The California Current System (CCS) is an ecologically and economically important coastal upwelling zone. Large-scale climate variability, like El Niño Southern Oscillation (ENSO), modulates the regional fluctuations of physical and biological properties in the CCS. This dissertation work makes use of an observational dataset from autonomous underwater gliders and model output from an ocean state estimate to characterize seasonal cycles and local interannual responses to climate variability. The California Underwater Glider Network (CUGN) was established in 2006 to obtain sustained observations of the southern CCS. For over ten years, Spray gliders have continuously measured subsurface physical and biological variables along three cross-shore sections. Data from the CUGN were processed into a gridded climatology. They were also assimilated by a general circulation model to produce the California State Estimate (CASE) for 2007-2017, which is constrained by governing physics and observations.

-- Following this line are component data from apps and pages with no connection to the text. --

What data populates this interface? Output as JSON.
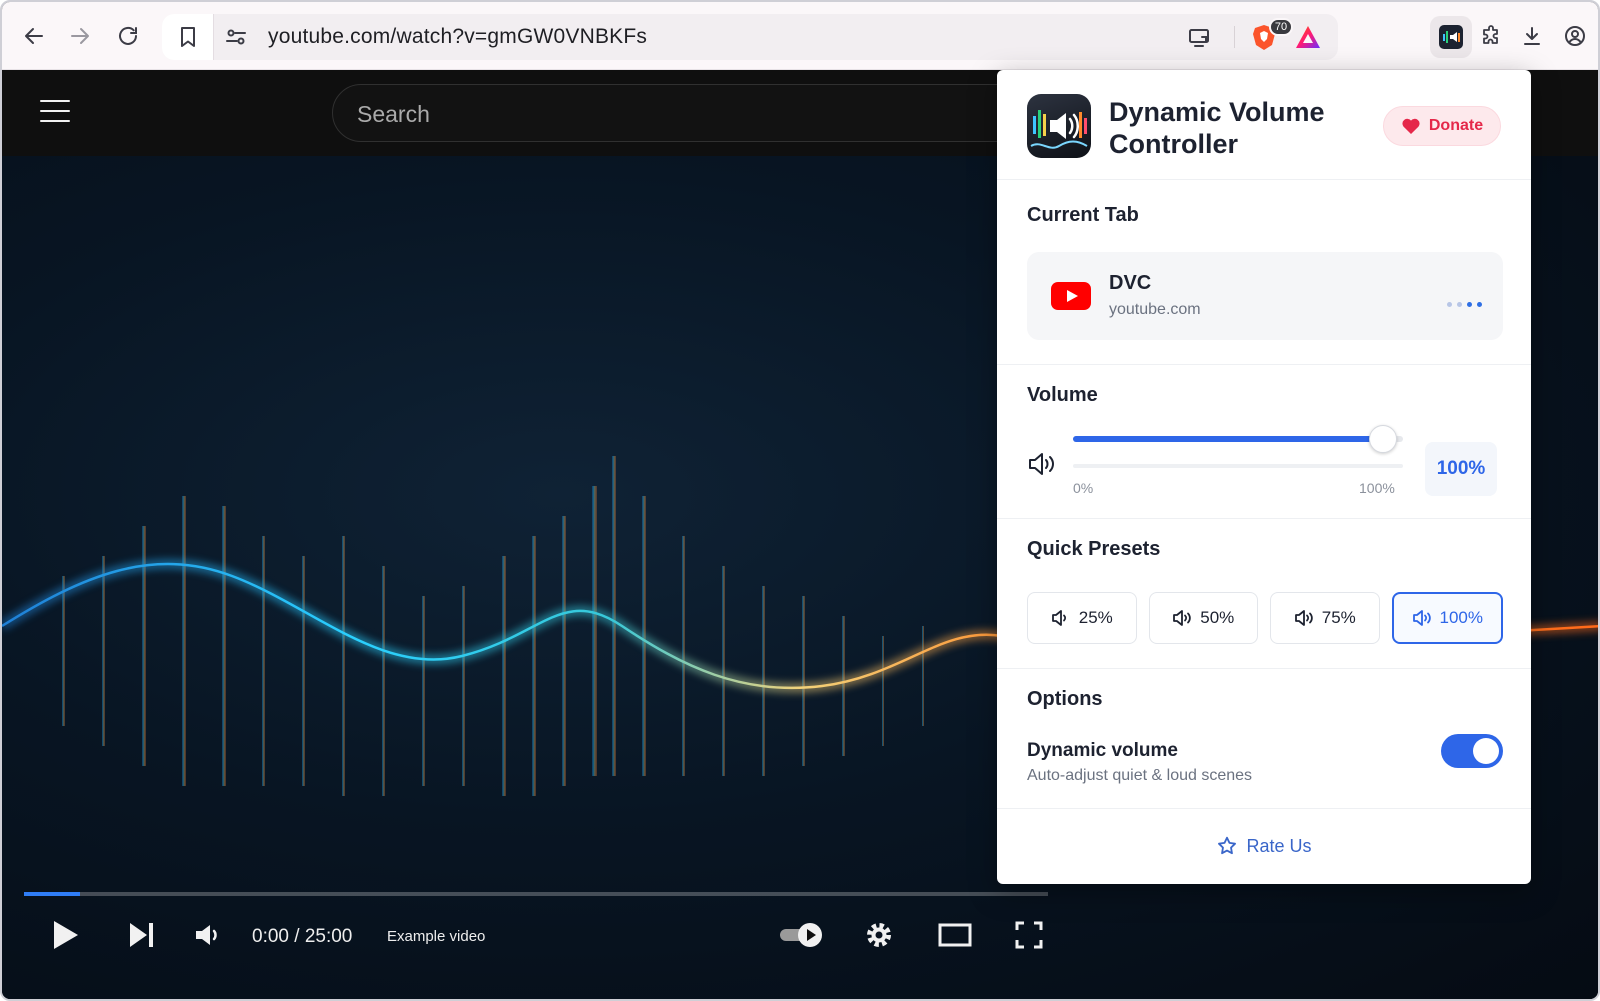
{
  "browser": {
    "url": "youtube.com/watch?v=gmGW0VNBKFs",
    "brave_badge": "70"
  },
  "youtube": {
    "search_placeholder": "Search",
    "player": {
      "time": "0:00 / 25:00",
      "video_title": "Example video",
      "progress": 0.055
    }
  },
  "popup": {
    "title": "Dynamic Volume Controller",
    "donate_label": "Donate",
    "current_tab": {
      "section_title": "Current Tab",
      "tab_name": "DVC",
      "tab_domain": "youtube.com"
    },
    "volume": {
      "section_title": "Volume",
      "value": 100,
      "value_label": "100%",
      "min_label": "0%",
      "max_label": "100%"
    },
    "presets": {
      "section_title": "Quick Presets",
      "items": [
        {
          "label": "25%",
          "active": false
        },
        {
          "label": "50%",
          "active": false
        },
        {
          "label": "75%",
          "active": false
        },
        {
          "label": "100%",
          "active": true
        }
      ]
    },
    "options": {
      "section_title": "Options",
      "dynamic_volume": {
        "title": "Dynamic volume",
        "description": "Auto-adjust quiet & loud scenes",
        "enabled": true
      }
    },
    "rate_label": "Rate Us"
  },
  "colors": {
    "accent": "#2e66e8",
    "donate": "#e5284a",
    "youtube_red": "#ff0000"
  },
  "icons": [
    "back-arrow-icon",
    "forward-arrow-icon",
    "reload-icon",
    "bookmark-icon",
    "site-settings-icon",
    "cast-icon",
    "brave-shield-icon",
    "brave-rewards-icon",
    "extension-icon",
    "puzzle-icon",
    "download-icon",
    "profile-icon",
    "heart-icon",
    "youtube-icon",
    "speaker-icon",
    "star-icon"
  ]
}
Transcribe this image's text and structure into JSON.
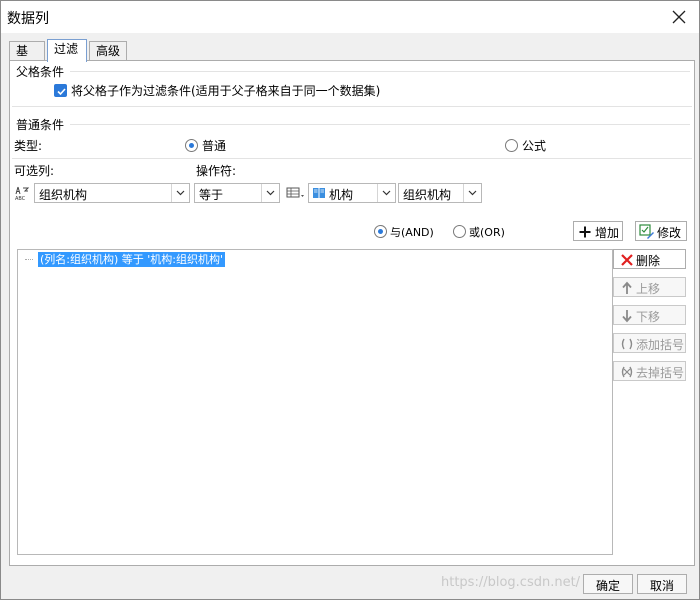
{
  "window": {
    "title": "数据列"
  },
  "tabs": [
    {
      "label": "基本",
      "active": false
    },
    {
      "label": "过滤",
      "active": true
    },
    {
      "label": "高级",
      "active": false
    }
  ],
  "parent_condition": {
    "section_label": "父格条件",
    "checkbox_label": "将父格子作为过滤条件(适用于父子格来自于同一个数据集)",
    "checked": true
  },
  "normal_condition": {
    "section_label": "普通条件",
    "type_label": "类型:",
    "type_options": [
      {
        "label": "普通",
        "selected": true
      },
      {
        "label": "公式",
        "selected": false
      }
    ],
    "column_label": "可选列:",
    "operator_label": "操作符:",
    "column_value": "组织机构",
    "operator_value": "等于",
    "value_type": "机构",
    "value_value": "组织机构"
  },
  "logic": {
    "and_label": "与(AND)",
    "or_label": "或(OR)",
    "selected": "and",
    "add_label": "增加",
    "modify_label": "修改"
  },
  "condition_list": [
    "(列名:组织机构) 等于 '机构:组织机构'"
  ],
  "side_buttons": {
    "delete": "删除",
    "up": "上移",
    "down": "下移",
    "add_bracket": "添加括号",
    "remove_bracket": "去掉括号"
  },
  "footer": {
    "ok": "确定",
    "cancel": "取消",
    "watermark": "https://blog.csdn.net/"
  },
  "colors": {
    "accent": "#2b79d9",
    "selection": "#3399ff",
    "delete_icon": "#e02020"
  },
  "icons": {
    "column": "abc-column-icon",
    "grid": "grid-icon",
    "book": "book-icon",
    "add": "plus-icon",
    "modify": "edit-icon",
    "delete": "x-icon",
    "up": "arrow-up-icon",
    "down": "arrow-down-icon"
  }
}
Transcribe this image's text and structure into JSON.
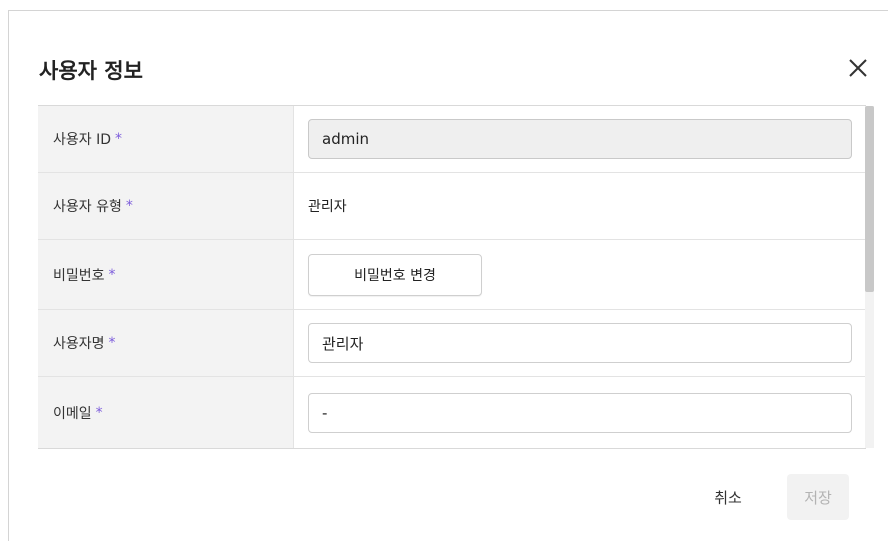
{
  "dialog": {
    "title": "사용자 정보",
    "close_icon": "close-icon",
    "required_mark": "*"
  },
  "form": {
    "user_id": {
      "label": "사용자 ID",
      "value": "admin",
      "disabled": true
    },
    "user_type": {
      "label": "사용자 유형",
      "value": "관리자"
    },
    "password": {
      "label": "비밀번호",
      "button_label": "비밀번호 변경"
    },
    "user_name": {
      "label": "사용자명",
      "value": "관리자"
    },
    "email": {
      "label": "이메일",
      "value": "-"
    }
  },
  "footer": {
    "cancel_label": "취소",
    "save_label": "저장"
  },
  "colors": {
    "required": "#7c5cdb",
    "label_bg": "#f3f3f3",
    "disabled_input_bg": "#efefef",
    "save_disabled_text": "#b3b3b3"
  }
}
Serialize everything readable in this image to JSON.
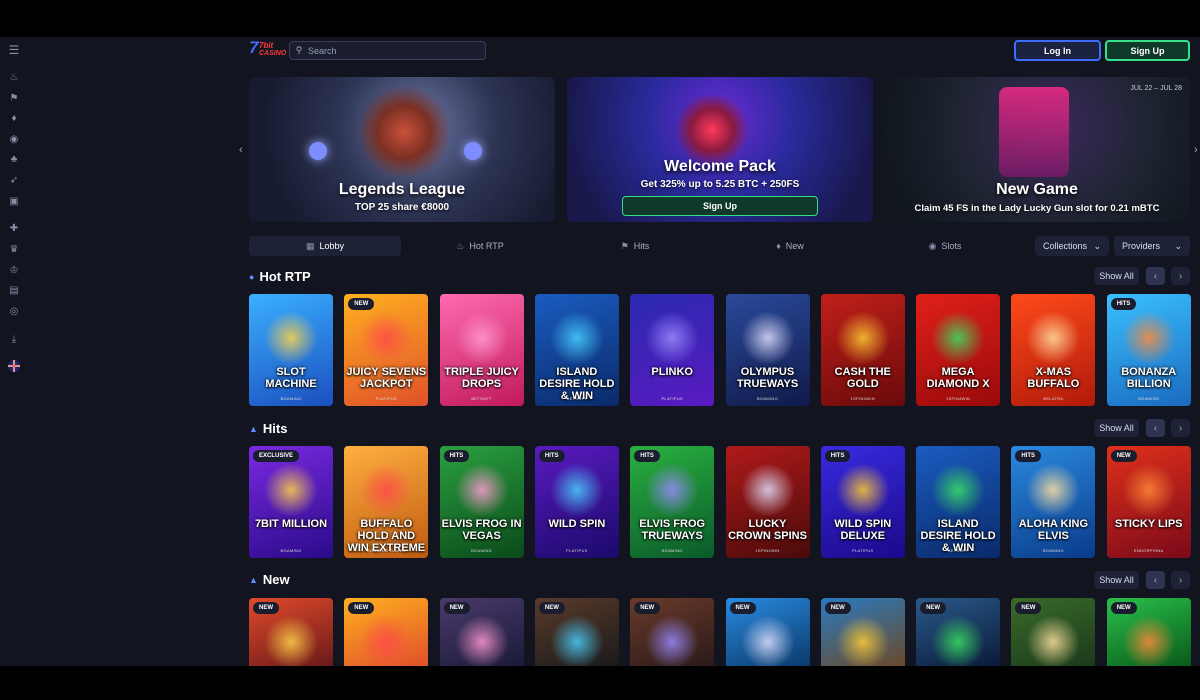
{
  "header": {
    "logo_top": "7bit",
    "logo_bottom": "CASINO",
    "search_placeholder": "Search",
    "login_label": "Log In",
    "signup_label": "Sign Up"
  },
  "sidebar": {
    "icons": [
      "menu-icon",
      "fire-icon",
      "hits-icon",
      "drops-icon",
      "slots-icon",
      "table-games-icon",
      "rocket-icon",
      "live-icon",
      "gift-icon",
      "trophy-icon",
      "crown-icon",
      "cashier-icon",
      "support-icon",
      "download-icon",
      "language-flag-icon"
    ]
  },
  "banners": [
    {
      "title": "Legends League",
      "subtitle": "TOP 25 share €8000"
    },
    {
      "title": "Welcome Pack",
      "subtitle": "Get 325% up to 5.25 BTC + 250FS",
      "cta": "Sign Up"
    },
    {
      "title": "New Game",
      "subtitle": "Claim 45 FS in the Lady Lucky Gun slot for 0.21 mBTC",
      "date": "JUL 22 – JUL 28"
    }
  ],
  "tabs": [
    {
      "label": "Lobby",
      "icon": "lobby-icon"
    },
    {
      "label": "Hot RTP",
      "icon": "fire-icon"
    },
    {
      "label": "Hits",
      "icon": "hits-icon"
    },
    {
      "label": "New",
      "icon": "new-icon"
    },
    {
      "label": "Slots",
      "icon": "slots-icon"
    }
  ],
  "dropdowns": {
    "collections": "Collections",
    "providers": "Providers"
  },
  "show_all": "Show All",
  "sections": [
    {
      "title": "Hot RTP",
      "games": [
        {
          "name": "SLOT MACHINE",
          "provider": "BGAMING",
          "badge": ""
        },
        {
          "name": "JUICY SEVENS JACKPOT",
          "provider": "PLATIPUS",
          "badge": "NEW"
        },
        {
          "name": "TRIPLE JUICY DROPS",
          "provider": "BETSOFT",
          "badge": ""
        },
        {
          "name": "ISLAND DESIRE HOLD & WIN",
          "provider": "BETSOFT",
          "badge": ""
        },
        {
          "name": "PLINKO",
          "provider": "PLATIPUS",
          "badge": ""
        },
        {
          "name": "OLYMPUS TRUEWAYS",
          "provider": "BGAMING",
          "badge": ""
        },
        {
          "name": "CASH THE GOLD",
          "provider": "1SPIN4WIN",
          "badge": ""
        },
        {
          "name": "MEGA DIAMOND X",
          "provider": "1SPIN4WIN",
          "badge": ""
        },
        {
          "name": "X-MAS BUFFALO",
          "provider": "BELATRA",
          "badge": ""
        },
        {
          "name": "BONANZA BILLION",
          "provider": "BGAMING",
          "badge": "HITS"
        }
      ]
    },
    {
      "title": "Hits",
      "games": [
        {
          "name": "7BIT MILLION",
          "provider": "BGAMING",
          "badge": "EXCLUSIVE"
        },
        {
          "name": "BUFFALO HOLD AND WIN EXTREME",
          "provider": "BOOMING GAMES",
          "badge": ""
        },
        {
          "name": "ELVIS FROG IN VEGAS",
          "provider": "BGAMING",
          "badge": "HITS"
        },
        {
          "name": "WILD SPIN",
          "provider": "PLATIPUS",
          "badge": "HITS"
        },
        {
          "name": "ELVIS FROG TRUEWAYS",
          "provider": "BGAMING",
          "badge": "HITS"
        },
        {
          "name": "LUCKY CROWN SPINS",
          "provider": "1SPIN4WIN",
          "badge": ""
        },
        {
          "name": "WILD SPIN DELUXE",
          "provider": "PLATIPUS",
          "badge": "HITS"
        },
        {
          "name": "ISLAND DESIRE HOLD & WIN",
          "provider": "BETSOFT",
          "badge": ""
        },
        {
          "name": "ALOHA KING ELVIS",
          "provider": "BGAMING",
          "badge": "HITS"
        },
        {
          "name": "STICKY LIPS",
          "provider": "ENDORPHINA",
          "badge": "NEW"
        }
      ]
    },
    {
      "title": "New",
      "games": [
        {
          "name": "",
          "provider": "",
          "badge": "NEW"
        },
        {
          "name": "",
          "provider": "",
          "badge": "NEW"
        },
        {
          "name": "",
          "provider": "",
          "badge": "NEW"
        },
        {
          "name": "",
          "provider": "",
          "badge": "NEW"
        },
        {
          "name": "",
          "provider": "",
          "badge": "NEW"
        },
        {
          "name": "",
          "provider": "",
          "badge": "NEW"
        },
        {
          "name": "",
          "provider": "",
          "badge": "NEW"
        },
        {
          "name": "",
          "provider": "",
          "badge": "NEW"
        },
        {
          "name": "",
          "provider": "",
          "badge": "NEW"
        },
        {
          "name": "",
          "provider": "",
          "badge": "NEW"
        }
      ]
    }
  ],
  "colors": {
    "background": "#12141f",
    "panel": "#1d2236",
    "accent_blue": "#3c6dff",
    "accent_green": "#35e08a"
  }
}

Together the CUGN climatology and CASE are applied to study physical variability within the CCS. The observations are used to characterize spatiotemporally-varying anomalies and the model to provide a hypothesis of the physical forcings that caused them. The focus is on seasonal to interannual timescales, paying special attention to the prolonged period of anomalously warm upper ocean temperatures during 2014-16, which included the 2014-15 marine heat wave (MHW) and the 2015-16 El Niño. As observed by the CUGN, the MHW manifested locally as a shallow, highly-stratified, surface-intensified warm pool co-occurring with downwelling anomalies. During the El Niño year, CUGN observations show the persistence of warm and downwelling anomalies throughout the CCS and even a strengthening and deepening of the anomalies in some locations, like the Southern California Bight. A positive isopycnal salinity anomaly is observed at the turn of the year 2015-2016 and interpreted to represent anomalous advection from the south. The CASE model output is rigorously assessed relative to the CUGN climatology and shown to realistically reproduce the observed mean state, annual cycles, and interannual variability, including the temperature, downwelling, and isopycnal salinity anomalies. Volume and heat budgets are calculated from CASE, quantifying the contributions of anomalous air-sea heat flux, horizontal advection, vertical advection, and mixing towards circulation and heat content changes during 2014-2016. The budgets show that multiple mechanisms played a role in forcing the anomalies, though at different times and locations within the CCS region.